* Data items
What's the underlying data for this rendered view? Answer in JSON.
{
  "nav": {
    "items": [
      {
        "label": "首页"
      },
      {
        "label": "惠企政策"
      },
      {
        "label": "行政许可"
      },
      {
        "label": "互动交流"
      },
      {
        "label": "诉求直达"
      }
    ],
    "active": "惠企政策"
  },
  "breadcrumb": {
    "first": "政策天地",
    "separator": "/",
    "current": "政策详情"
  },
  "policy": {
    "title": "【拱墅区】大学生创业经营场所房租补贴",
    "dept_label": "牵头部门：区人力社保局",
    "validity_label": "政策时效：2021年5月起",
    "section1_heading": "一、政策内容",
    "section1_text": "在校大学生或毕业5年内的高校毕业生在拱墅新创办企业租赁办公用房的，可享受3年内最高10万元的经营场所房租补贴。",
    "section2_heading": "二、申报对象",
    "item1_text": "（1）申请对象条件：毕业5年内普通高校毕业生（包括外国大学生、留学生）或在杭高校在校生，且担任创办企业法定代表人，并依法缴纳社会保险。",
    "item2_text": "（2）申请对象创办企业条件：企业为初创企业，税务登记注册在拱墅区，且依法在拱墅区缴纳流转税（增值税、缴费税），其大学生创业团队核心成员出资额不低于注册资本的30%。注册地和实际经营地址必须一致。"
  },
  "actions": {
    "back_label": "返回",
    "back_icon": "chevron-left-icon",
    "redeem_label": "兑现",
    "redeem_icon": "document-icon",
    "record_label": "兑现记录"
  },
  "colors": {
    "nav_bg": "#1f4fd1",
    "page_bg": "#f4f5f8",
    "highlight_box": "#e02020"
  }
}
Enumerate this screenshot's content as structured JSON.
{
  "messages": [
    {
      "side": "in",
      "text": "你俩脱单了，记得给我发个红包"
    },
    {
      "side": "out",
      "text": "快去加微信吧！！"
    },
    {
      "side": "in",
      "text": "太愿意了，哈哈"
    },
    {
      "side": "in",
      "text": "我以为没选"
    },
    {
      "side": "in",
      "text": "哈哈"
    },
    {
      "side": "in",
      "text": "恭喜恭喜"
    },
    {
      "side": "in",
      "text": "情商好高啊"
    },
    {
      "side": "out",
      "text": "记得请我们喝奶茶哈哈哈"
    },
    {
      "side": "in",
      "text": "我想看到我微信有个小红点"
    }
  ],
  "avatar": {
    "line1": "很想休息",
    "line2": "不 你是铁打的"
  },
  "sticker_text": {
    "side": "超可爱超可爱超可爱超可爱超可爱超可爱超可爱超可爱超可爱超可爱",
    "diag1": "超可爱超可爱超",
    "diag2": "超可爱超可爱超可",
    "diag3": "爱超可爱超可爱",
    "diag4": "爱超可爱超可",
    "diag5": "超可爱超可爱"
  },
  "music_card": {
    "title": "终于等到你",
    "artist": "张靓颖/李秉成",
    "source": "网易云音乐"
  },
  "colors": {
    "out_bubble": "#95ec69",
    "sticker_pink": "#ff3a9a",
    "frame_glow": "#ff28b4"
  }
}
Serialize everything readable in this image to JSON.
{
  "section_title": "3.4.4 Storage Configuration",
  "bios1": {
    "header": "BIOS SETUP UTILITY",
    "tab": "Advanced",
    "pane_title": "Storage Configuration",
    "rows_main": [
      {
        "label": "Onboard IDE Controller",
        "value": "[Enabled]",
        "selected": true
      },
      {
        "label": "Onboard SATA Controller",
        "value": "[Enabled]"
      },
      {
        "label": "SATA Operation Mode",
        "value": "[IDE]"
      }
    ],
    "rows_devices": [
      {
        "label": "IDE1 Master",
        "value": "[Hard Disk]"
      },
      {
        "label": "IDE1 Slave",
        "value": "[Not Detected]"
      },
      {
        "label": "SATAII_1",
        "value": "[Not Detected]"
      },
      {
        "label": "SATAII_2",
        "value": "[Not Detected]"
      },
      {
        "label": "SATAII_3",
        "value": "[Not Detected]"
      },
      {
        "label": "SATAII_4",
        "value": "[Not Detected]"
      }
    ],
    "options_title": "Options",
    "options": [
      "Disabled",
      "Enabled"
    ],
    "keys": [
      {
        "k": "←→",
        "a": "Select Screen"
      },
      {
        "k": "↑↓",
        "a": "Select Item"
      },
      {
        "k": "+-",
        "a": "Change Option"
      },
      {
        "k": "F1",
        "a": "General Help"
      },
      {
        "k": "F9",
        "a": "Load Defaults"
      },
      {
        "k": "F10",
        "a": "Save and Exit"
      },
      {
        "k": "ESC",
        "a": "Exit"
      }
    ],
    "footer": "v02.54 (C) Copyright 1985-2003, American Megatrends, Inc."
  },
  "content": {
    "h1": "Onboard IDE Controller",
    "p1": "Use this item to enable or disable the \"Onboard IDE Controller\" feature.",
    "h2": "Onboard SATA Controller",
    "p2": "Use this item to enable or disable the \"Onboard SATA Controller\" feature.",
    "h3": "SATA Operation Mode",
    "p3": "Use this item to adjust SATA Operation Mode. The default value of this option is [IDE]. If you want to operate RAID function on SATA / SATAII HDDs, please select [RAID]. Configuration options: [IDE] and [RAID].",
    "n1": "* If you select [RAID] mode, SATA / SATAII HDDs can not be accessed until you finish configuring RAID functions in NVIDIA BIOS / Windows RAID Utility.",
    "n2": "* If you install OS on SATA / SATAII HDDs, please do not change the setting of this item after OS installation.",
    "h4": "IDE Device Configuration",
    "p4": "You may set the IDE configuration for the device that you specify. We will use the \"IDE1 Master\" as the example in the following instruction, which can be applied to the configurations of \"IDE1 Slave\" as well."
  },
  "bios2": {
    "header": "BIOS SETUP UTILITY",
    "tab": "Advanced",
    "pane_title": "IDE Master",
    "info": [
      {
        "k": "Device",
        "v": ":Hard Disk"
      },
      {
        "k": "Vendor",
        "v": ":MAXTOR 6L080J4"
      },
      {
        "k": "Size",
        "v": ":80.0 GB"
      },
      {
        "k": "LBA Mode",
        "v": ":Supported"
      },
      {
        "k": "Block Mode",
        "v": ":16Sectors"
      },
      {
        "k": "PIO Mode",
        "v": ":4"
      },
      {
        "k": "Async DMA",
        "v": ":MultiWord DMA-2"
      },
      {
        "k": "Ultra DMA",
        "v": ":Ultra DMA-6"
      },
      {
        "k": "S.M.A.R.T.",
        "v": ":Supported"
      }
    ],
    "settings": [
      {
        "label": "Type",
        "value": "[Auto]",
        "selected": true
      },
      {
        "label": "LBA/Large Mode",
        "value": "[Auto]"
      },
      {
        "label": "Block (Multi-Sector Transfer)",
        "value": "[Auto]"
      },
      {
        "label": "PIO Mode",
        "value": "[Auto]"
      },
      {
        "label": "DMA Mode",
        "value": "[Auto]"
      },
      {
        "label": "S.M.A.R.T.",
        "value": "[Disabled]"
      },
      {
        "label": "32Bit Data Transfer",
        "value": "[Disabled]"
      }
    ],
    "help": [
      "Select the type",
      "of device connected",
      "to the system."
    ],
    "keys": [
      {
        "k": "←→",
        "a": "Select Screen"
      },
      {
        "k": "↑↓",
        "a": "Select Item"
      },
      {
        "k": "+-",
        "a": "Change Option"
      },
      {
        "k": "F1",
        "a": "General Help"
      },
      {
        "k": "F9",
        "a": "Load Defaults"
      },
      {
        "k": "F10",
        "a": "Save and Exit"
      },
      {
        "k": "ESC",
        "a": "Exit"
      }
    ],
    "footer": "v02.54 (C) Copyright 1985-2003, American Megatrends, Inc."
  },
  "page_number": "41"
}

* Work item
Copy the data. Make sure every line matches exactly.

* Finished exercise
What's the underlying data for this rendered view? Answer in JSON.
{
  "nav": {
    "items": [
      {
        "label": "首页"
      },
      {
        "label": "惠企政策"
      },
      {
        "label": "行政许可"
      },
      {
        "label": "互动交流"
      },
      {
        "label": "诉求直达"
      }
    ],
    "active": "惠企政策"
  },
  "breadcrumb": {
    "first": "政策天地",
    "separator": "/",
    "current": "政策详情"
  },
  "policy": {
    "title": "【拱墅区】大学生创业经营场所房租补贴",
    "dept_label": "牵头部门：区人力社保局",
    "validity_label": "政策时效：2021年5月起",
    "section1_heading": "一、政策内容",
    "section1_text": "在校大学生或毕业5年内的高校毕业生在拱墅新创办企业租赁办公用房的，可享受3年内最高10万元的经营场所房租补贴。",
    "section2_heading": "二、申报对象",
    "item1_text": "（1）申请对象条件：毕业5年内普通高校毕业生（包括外国大学生、留学生）或在杭高校在校生，且担任创办企业法定代表人，并依法缴纳社会保险。",
    "item2_text": "（2）申请对象创办企业条件：企业为初创企业，税务登记注册在拱墅区，且依法在拱墅区缴纳流转税（增值税、缴费税），其大学生创业团队核心成员出资额不低于注册资本的30%。注册地和实际经营地址必须一致。"
  },
  "actions": {
    "back_label": "返回",
    "back_icon": "chevron-left-icon",
    "redeem_label": "兑现",
    "redeem_icon": "document-icon",
    "record_label": "兑现记录"
  },
  "colors": {
    "nav_bg": "#1f4fd1",
    "page_bg": "#f4f5f8",
    "highlight_box": "#e02020"
  }
}
Enumerate this screenshot's content as structured JSON.
{
  "messages": [
    {
      "side": "in",
      "text": "你俩脱单了，记得给我发个红包"
    },
    {
      "side": "out",
      "text": "快去加微信吧！！"
    },
    {
      "side": "in",
      "text": "太愿意了，哈哈"
    },
    {
      "side": "in",
      "text": "我以为没选"
    },
    {
      "side": "in",
      "text": "哈哈"
    },
    {
      "side": "in",
      "text": "恭喜恭喜"
    },
    {
      "side": "in",
      "text": "情商好高啊"
    },
    {
      "side": "out",
      "text": "记得请我们喝奶茶哈哈哈"
    },
    {
      "side": "in",
      "text": "我想看到我微信有个小红点"
    }
  ],
  "avatar": {
    "line1": "很想休息",
    "line2": "不 你是铁打的"
  },
  "sticker_text": {
    "side": "超可爱超可爱超可爱超可爱超可爱超可爱超可爱超可爱超可爱超可爱",
    "diag1": "超可爱超可爱超",
    "diag2": "超可爱超可爱超可",
    "diag3": "爱超可爱超可爱",
    "diag4": "爱超可爱超可",
    "diag5": "超可爱超可爱"
  },
  "music_card": {
    "title": "终于等到你",
    "artist": "张靓颖/李秉成",
    "source": "网易云音乐"
  },
  "colors": {
    "out_bubble": "#95ec69",
    "sticker_pink": "#ff3a9a",
    "frame_glow": "#ff28b4"
  }
}
Serialize everything readable in this image to JSON.
{
  "section_title": "3.4.4 Storage Configuration",
  "bios1": {
    "header": "BIOS SETUP UTILITY",
    "tab": "Advanced",
    "pane_title": "Storage Configuration",
    "rows_main": [
      {
        "label": "Onboard IDE Controller",
        "value": "[Enabled]",
        "selected": true
      },
      {
        "label": "Onboard SATA Controller",
        "value": "[Enabled]"
      },
      {
        "label": "SATA Operation Mode",
        "value": "[IDE]"
      }
    ],
    "rows_devices": [
      {
        "label": "IDE1 Master",
        "value": "[Hard Disk]"
      },
      {
        "label": "IDE1 Slave",
        "value": "[Not Detected]"
      },
      {
        "label": "SATAII_1",
        "value": "[Not Detected]"
      },
      {
        "label": "SATAII_2",
        "value": "[Not Detected]"
      },
      {
        "label": "SATAII_3",
        "value": "[Not Detected]"
      },
      {
        "label": "SATAII_4",
        "value": "[Not Detected]"
      }
    ],
    "options_title": "Options",
    "options": [
      "Disabled",
      "Enabled"
    ],
    "keys": [
      {
        "k": "←→",
        "a": "Select Screen"
      },
      {
        "k": "↑↓",
        "a": "Select Item"
      },
      {
        "k": "+-",
        "a": "Change Option"
      },
      {
        "k": "F1",
        "a": "General Help"
      },
      {
        "k": "F9",
        "a": "Load Defaults"
      },
      {
        "k": "F10",
        "a": "Save and Exit"
      },
      {
        "k": "ESC",
        "a": "Exit"
      }
    ],
    "footer": "v02.54 (C) Copyright 1985-2003, American Megatrends, Inc."
  },
  "content": {
    "h1": "Onboard IDE Controller",
    "p1": "Use this item to enable or disable the \"Onboard IDE Controller\" feature.",
    "h2": "Onboard SATA Controller",
    "p2": "Use this item to enable or disable the \"Onboard SATA Controller\" feature.",
    "h3": "SATA Operation Mode",
    "p3": "Use this item to adjust SATA Operation Mode. The default value of this option is [IDE]. If you want to operate RAID function on SATA / SATAII HDDs, please select [RAID]. Configuration options: [IDE] and [RAID].",
    "n1": "* If you select [RAID] mode, SATA / SATAII HDDs can not be accessed until you finish configuring RAID functions in NVIDIA BIOS / Windows RAID Utility.",
    "n2": "* If you install OS on SATA / SATAII HDDs, please do not change the setting of this item after OS installation.",
    "h4": "IDE Device Configuration",
    "p4": "You may set the IDE configuration for the device that you specify. We will use the \"IDE1 Master\" as the example in the following instruction, which can be applied to the configurations of \"IDE1 Slave\" as well."
  },
  "bios2": {
    "header": "BIOS SETUP UTILITY",
    "tab": "Advanced",
    "pane_title": "IDE Master",
    "info": [
      {
        "k": "Device",
        "v": ":Hard Disk"
      },
      {
        "k": "Vendor",
        "v": ":MAXTOR 6L080J4"
      },
      {
        "k": "Size",
        "v": ":80.0 GB"
      },
      {
        "k": "LBA Mode",
        "v": ":Supported"
      },
      {
        "k": "Block Mode",
        "v": ":16Sectors"
      },
      {
        "k": "PIO Mode",
        "v": ":4"
      },
      {
        "k": "Async DMA",
        "v": ":MultiWord DMA-2"
      },
      {
        "k": "Ultra DMA",
        "v": ":Ultra DMA-6"
      },
      {
        "k": "S.M.A.R.T.",
        "v": ":Supported"
      }
    ],
    "settings": [
      {
        "label": "Type",
        "value": "[Auto]",
        "selected": true
      },
      {
        "label": "LBA/Large Mode",
        "value": "[Auto]"
      },
      {
        "label": "Block (Multi-Sector Transfer)",
        "value": "[Auto]"
      },
      {
        "label": "PIO Mode",
        "value": "[Auto]"
      },
      {
        "label": "DMA Mode",
        "value": "[Auto]"
      },
      {
        "label": "S.M.A.R.T.",
        "value": "[Disabled]"
      },
      {
        "label": "32Bit Data Transfer",
        "value": "[Disabled]"
      }
    ],
    "help": [
      "Select the type",
      "of device connected",
      "to the system."
    ],
    "keys": [
      {
        "k": "←→",
        "a": "Select Screen"
      },
      {
        "k": "↑↓",
        "a": "Select Item"
      },
      {
        "k": "+-",
        "a": "Change Option"
      },
      {
        "k": "F1",
        "a": "General Help"
      },
      {
        "k": "F9",
        "a": "Load Defaults"
      },
      {
        "k": "F10",
        "a": "Save and Exit"
      },
      {
        "k": "ESC",
        "a": "Exit"
      }
    ],
    "footer": "v02.54 (C) Copyright 1985-2003, American Megatrends, Inc."
  },
  "page_number": "41"
}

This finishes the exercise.